╭─ Stored data

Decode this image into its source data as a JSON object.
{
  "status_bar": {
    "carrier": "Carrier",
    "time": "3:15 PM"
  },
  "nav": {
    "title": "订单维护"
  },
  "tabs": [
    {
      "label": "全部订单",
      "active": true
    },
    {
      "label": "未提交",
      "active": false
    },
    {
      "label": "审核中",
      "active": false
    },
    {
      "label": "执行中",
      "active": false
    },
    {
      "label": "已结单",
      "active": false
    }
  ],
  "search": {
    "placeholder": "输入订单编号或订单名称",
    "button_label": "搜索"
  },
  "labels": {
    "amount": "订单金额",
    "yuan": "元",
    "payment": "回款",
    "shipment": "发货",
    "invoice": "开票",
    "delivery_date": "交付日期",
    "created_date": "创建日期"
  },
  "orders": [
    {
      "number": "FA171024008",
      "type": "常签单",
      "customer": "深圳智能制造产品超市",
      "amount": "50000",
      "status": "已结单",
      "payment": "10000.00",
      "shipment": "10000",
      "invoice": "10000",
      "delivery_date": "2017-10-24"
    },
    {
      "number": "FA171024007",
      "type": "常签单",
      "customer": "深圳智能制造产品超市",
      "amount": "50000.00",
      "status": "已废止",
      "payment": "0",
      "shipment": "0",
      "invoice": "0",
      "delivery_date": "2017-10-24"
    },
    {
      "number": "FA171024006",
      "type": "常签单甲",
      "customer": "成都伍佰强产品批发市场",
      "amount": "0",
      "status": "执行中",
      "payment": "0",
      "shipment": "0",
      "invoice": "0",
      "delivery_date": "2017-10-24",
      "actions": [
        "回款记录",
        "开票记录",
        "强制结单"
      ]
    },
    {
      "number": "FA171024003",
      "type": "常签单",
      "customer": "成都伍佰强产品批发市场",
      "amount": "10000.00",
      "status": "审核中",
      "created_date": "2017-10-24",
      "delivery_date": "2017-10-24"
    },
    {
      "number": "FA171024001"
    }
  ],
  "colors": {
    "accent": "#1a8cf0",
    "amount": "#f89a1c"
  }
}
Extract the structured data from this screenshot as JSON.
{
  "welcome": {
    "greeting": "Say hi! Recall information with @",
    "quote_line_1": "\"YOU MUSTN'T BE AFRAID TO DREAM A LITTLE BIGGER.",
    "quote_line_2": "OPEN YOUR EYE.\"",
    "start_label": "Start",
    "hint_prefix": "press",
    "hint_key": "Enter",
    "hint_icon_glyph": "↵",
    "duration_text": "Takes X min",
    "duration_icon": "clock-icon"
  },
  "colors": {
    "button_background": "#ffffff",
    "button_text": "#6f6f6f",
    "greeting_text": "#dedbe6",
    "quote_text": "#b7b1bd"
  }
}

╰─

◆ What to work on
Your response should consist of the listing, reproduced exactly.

◆ Task output
Decode this image into its source data as a JSON object.
{
  "status_bar": {
    "carrier": "Carrier",
    "time": "3:15 PM"
  },
  "nav": {
    "title": "订单维护"
  },
  "tabs": [
    {
      "label": "全部订单",
      "active": true
    },
    {
      "label": "未提交",
      "active": false
    },
    {
      "label": "审核中",
      "active": false
    },
    {
      "label": "执行中",
      "active": false
    },
    {
      "label": "已结单",
      "active": false
    }
  ],
  "search": {
    "placeholder": "输入订单编号或订单名称",
    "button_label": "搜索"
  },
  "labels": {
    "amount": "订单金额",
    "yuan": "元",
    "payment": "回款",
    "shipment": "发货",
    "invoice": "开票",
    "delivery_date": "交付日期",
    "created_date": "创建日期"
  },
  "orders": [
    {
      "number": "FA171024008",
      "type": "常签单",
      "customer": "深圳智能制造产品超市",
      "amount": "50000",
      "status": "已结单",
      "payment": "10000.00",
      "shipment": "10000",
      "invoice": "10000",
      "delivery_date": "2017-10-24"
    },
    {
      "number": "FA171024007",
      "type": "常签单",
      "customer": "深圳智能制造产品超市",
      "amount": "50000.00",
      "status": "已废止",
      "payment": "0",
      "shipment": "0",
      "invoice": "0",
      "delivery_date": "2017-10-24"
    },
    {
      "number": "FA171024006",
      "type": "常签单甲",
      "customer": "成都伍佰强产品批发市场",
      "amount": "0",
      "status": "执行中",
      "payment": "0",
      "shipment": "0",
      "invoice": "0",
      "delivery_date": "2017-10-24",
      "actions": [
        "回款记录",
        "开票记录",
        "强制结单"
      ]
    },
    {
      "number": "FA171024003",
      "type": "常签单",
      "customer": "成都伍佰强产品批发市场",
      "amount": "10000.00",
      "status": "审核中",
      "created_date": "2017-10-24",
      "delivery_date": "2017-10-24"
    },
    {
      "number": "FA171024001"
    }
  ],
  "colors": {
    "accent": "#1a8cf0",
    "amount": "#f89a1c"
  }
}
Extract the structured data from this screenshot as JSON.
{
  "welcome": {
    "greeting": "Say hi! Recall information with @",
    "quote_line_1": "\"YOU MUSTN'T BE AFRAID TO DREAM A LITTLE BIGGER.",
    "quote_line_2": "OPEN YOUR EYE.\"",
    "start_label": "Start",
    "hint_prefix": "press",
    "hint_key": "Enter",
    "hint_icon_glyph": "↵",
    "duration_text": "Takes X min",
    "duration_icon": "clock-icon"
  },
  "colors": {
    "button_background": "#ffffff",
    "button_text": "#6f6f6f",
    "greeting_text": "#dedbe6",
    "quote_text": "#b7b1bd"
  }
}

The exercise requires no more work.